> **WORK TO COMPLETE**:
In the entries that follow, which lines hold the string "value"? List them.

> **EXTRACTED MATERIAL**:

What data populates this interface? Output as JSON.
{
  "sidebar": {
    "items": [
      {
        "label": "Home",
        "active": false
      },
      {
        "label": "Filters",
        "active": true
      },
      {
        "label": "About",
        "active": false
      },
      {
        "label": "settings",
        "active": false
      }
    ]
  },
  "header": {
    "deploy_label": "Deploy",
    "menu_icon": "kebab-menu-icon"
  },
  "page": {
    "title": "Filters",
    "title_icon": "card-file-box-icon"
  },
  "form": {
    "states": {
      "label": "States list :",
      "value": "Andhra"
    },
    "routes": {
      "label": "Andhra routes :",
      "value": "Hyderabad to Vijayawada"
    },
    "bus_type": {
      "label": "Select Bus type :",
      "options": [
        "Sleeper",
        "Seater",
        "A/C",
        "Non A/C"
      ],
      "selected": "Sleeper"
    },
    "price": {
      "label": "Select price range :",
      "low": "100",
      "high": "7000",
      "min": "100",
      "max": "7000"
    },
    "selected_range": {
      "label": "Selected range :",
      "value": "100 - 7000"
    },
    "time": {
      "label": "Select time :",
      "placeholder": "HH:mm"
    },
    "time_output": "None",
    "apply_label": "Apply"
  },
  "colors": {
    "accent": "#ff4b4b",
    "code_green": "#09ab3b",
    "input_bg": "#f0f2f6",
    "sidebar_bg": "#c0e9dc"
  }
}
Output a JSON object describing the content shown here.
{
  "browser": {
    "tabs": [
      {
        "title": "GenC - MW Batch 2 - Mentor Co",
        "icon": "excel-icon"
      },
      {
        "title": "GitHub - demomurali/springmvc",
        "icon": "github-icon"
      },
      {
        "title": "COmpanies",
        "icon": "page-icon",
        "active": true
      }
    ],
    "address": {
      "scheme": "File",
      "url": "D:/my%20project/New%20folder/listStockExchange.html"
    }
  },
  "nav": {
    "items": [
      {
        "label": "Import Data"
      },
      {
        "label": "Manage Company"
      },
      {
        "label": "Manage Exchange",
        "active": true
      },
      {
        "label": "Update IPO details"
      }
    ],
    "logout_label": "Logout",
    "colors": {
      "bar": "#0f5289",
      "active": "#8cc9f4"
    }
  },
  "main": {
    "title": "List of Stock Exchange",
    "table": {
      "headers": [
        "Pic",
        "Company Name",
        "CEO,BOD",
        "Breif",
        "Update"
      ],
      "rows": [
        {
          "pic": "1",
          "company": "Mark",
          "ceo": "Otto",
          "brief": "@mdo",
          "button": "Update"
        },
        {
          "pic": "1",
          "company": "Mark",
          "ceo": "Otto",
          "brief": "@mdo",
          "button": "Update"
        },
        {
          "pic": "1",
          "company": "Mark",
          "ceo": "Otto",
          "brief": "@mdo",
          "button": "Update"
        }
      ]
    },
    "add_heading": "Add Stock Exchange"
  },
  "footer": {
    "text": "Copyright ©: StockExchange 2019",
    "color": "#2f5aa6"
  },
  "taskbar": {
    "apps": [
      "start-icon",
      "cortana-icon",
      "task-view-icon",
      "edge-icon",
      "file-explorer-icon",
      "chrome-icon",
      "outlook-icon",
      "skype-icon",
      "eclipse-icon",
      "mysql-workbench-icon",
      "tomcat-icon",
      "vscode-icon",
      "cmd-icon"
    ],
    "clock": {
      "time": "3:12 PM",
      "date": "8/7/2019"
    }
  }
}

> **RESPONSE AREA**:
      "value": "Andhra"
      "value": "Hyderabad to Vijayawada"
      "value": "100 - 7000"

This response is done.